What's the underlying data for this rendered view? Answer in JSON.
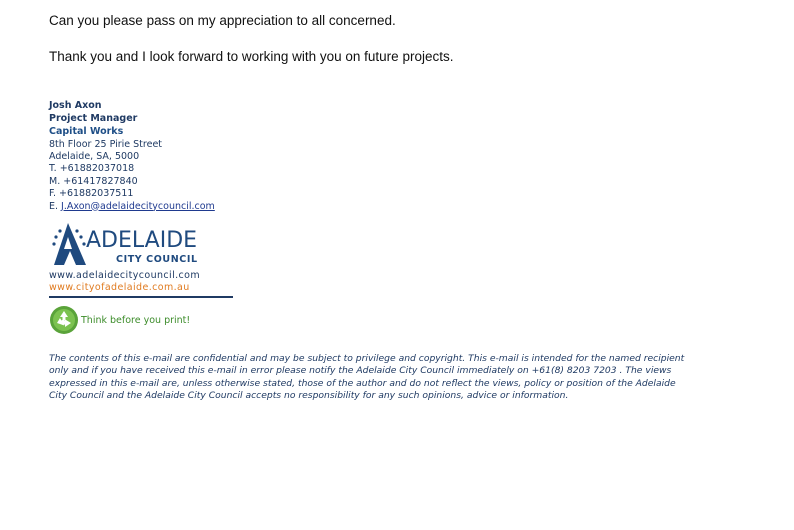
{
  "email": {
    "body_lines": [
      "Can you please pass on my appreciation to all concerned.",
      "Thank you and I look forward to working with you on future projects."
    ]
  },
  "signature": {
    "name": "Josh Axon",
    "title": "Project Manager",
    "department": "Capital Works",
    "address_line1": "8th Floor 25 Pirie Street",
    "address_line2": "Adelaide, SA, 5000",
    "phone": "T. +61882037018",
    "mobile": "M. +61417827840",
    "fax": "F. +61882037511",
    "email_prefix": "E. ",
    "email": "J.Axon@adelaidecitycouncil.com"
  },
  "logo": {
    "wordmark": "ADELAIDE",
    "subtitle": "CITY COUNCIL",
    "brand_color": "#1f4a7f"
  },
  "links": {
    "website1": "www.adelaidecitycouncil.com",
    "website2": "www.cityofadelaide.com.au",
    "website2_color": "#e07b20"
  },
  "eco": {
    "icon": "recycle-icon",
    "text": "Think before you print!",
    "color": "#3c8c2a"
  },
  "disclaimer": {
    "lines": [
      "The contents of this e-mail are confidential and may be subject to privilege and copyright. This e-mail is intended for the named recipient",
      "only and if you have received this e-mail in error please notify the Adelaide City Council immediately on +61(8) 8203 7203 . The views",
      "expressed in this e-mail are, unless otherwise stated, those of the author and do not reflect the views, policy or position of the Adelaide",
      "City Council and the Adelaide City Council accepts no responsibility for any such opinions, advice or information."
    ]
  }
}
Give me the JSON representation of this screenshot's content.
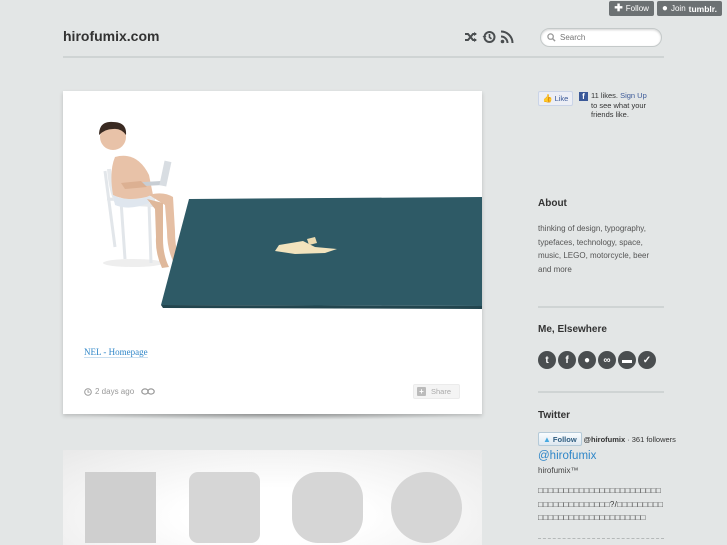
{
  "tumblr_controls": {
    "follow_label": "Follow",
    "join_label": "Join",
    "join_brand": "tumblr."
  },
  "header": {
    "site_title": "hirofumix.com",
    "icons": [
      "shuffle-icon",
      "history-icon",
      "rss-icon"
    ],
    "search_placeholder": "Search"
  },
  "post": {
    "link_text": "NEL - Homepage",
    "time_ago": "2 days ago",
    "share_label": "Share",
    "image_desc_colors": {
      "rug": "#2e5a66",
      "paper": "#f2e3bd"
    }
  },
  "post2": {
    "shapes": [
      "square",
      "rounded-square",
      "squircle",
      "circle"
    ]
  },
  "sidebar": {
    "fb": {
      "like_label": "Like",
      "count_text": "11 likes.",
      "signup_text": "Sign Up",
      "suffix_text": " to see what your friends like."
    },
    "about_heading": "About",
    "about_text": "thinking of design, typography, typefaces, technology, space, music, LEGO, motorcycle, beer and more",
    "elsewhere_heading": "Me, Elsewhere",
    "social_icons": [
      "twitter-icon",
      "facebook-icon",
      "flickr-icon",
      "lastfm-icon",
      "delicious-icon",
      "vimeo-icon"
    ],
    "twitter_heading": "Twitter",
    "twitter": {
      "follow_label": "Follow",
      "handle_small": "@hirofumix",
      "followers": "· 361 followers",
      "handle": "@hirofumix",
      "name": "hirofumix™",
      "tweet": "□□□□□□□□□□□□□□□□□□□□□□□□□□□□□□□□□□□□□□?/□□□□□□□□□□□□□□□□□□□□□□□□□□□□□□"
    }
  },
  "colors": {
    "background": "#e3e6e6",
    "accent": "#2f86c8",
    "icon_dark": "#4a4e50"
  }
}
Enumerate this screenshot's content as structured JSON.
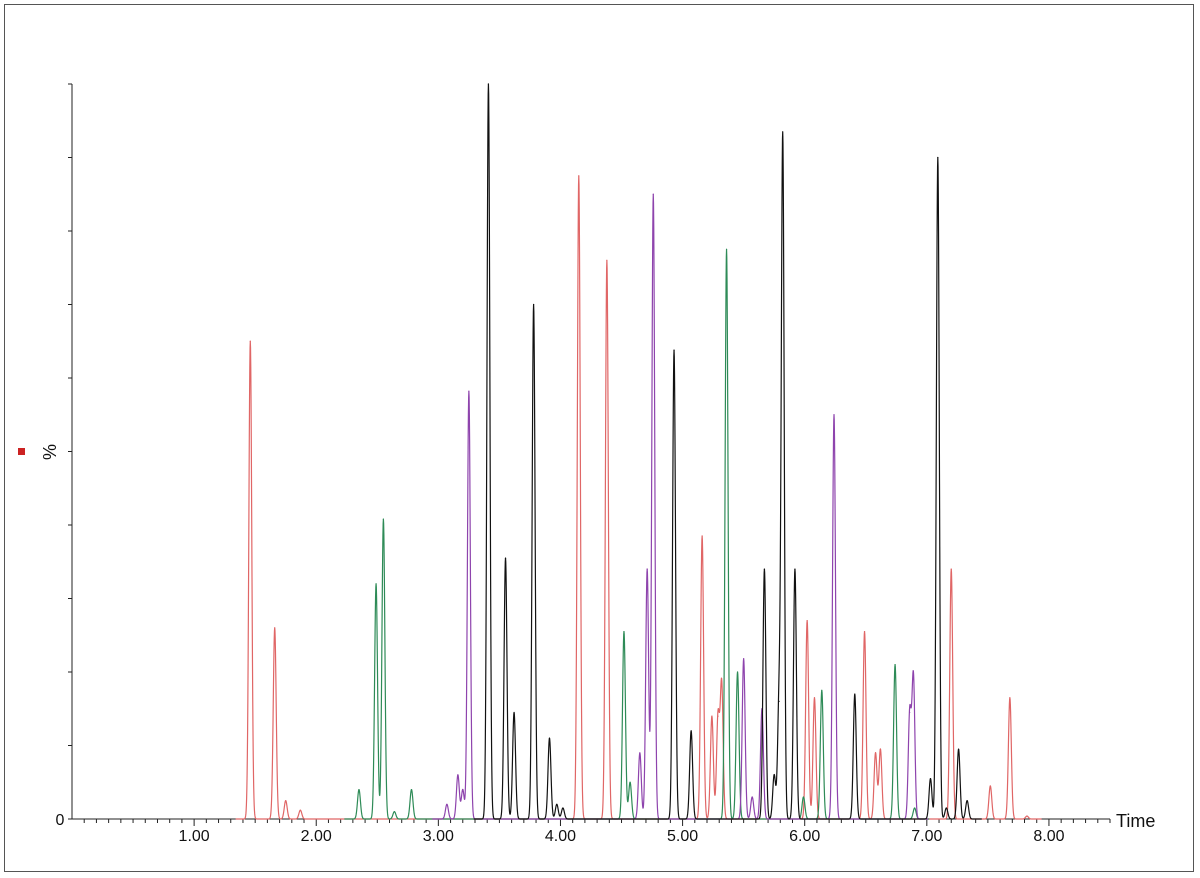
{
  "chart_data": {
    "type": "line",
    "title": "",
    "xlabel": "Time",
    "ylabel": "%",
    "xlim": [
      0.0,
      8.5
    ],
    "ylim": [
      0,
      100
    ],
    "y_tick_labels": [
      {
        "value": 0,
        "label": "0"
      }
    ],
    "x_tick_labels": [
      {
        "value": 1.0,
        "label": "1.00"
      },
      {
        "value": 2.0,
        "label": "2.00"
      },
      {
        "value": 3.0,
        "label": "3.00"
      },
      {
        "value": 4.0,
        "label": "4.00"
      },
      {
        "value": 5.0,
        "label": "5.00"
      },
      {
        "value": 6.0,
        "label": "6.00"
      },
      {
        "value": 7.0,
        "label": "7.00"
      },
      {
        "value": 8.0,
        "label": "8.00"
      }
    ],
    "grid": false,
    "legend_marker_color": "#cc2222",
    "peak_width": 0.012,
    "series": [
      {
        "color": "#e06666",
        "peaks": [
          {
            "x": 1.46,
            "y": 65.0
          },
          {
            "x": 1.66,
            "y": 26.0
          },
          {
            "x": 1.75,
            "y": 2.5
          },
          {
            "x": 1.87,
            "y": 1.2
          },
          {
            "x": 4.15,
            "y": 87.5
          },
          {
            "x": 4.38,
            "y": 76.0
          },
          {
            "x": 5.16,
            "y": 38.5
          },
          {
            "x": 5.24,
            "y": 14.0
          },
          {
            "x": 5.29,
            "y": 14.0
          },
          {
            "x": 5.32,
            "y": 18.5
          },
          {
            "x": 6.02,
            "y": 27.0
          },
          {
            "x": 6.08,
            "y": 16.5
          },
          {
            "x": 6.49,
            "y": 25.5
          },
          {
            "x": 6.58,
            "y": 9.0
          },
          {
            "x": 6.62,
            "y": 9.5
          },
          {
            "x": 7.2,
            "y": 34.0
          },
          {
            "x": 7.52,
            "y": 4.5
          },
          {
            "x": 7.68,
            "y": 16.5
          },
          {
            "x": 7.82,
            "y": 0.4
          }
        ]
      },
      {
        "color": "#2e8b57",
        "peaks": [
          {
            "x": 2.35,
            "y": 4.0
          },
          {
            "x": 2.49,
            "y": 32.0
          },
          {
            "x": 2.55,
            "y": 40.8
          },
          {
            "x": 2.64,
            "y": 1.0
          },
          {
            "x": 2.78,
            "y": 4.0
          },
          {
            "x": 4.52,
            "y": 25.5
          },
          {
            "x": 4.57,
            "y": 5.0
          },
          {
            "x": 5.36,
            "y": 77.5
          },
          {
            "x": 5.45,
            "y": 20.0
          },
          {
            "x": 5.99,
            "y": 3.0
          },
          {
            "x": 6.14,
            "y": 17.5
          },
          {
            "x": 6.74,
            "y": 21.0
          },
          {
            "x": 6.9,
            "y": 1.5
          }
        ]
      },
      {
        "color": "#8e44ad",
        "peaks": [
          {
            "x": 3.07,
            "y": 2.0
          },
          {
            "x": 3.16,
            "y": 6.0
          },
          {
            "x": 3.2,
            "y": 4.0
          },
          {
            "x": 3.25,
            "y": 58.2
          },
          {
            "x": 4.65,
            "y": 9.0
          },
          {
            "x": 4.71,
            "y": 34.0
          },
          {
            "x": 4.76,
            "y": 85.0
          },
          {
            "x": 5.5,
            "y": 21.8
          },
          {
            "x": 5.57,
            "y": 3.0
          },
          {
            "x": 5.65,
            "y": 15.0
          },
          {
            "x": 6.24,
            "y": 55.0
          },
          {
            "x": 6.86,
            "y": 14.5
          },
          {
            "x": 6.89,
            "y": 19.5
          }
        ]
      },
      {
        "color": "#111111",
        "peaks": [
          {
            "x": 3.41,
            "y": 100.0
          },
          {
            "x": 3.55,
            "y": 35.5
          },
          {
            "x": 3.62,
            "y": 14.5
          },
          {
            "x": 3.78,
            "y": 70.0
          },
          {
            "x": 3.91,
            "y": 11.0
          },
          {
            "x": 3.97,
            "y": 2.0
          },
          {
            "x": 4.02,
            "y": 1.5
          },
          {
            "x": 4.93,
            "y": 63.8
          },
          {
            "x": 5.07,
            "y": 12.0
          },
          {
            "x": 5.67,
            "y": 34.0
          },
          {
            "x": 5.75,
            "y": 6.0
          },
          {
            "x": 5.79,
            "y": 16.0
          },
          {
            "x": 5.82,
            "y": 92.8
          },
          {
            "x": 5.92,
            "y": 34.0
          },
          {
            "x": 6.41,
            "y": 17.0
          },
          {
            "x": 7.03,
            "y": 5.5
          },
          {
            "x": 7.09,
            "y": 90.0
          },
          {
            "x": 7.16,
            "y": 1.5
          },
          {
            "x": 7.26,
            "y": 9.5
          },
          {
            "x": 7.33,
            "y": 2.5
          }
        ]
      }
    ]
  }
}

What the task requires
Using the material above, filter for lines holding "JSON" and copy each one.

The completed task
What's the underlying data for this rendered view? Answer in JSON.
Give me the JSON representation of this screenshot's content.
Enumerate this screenshot's content as structured JSON.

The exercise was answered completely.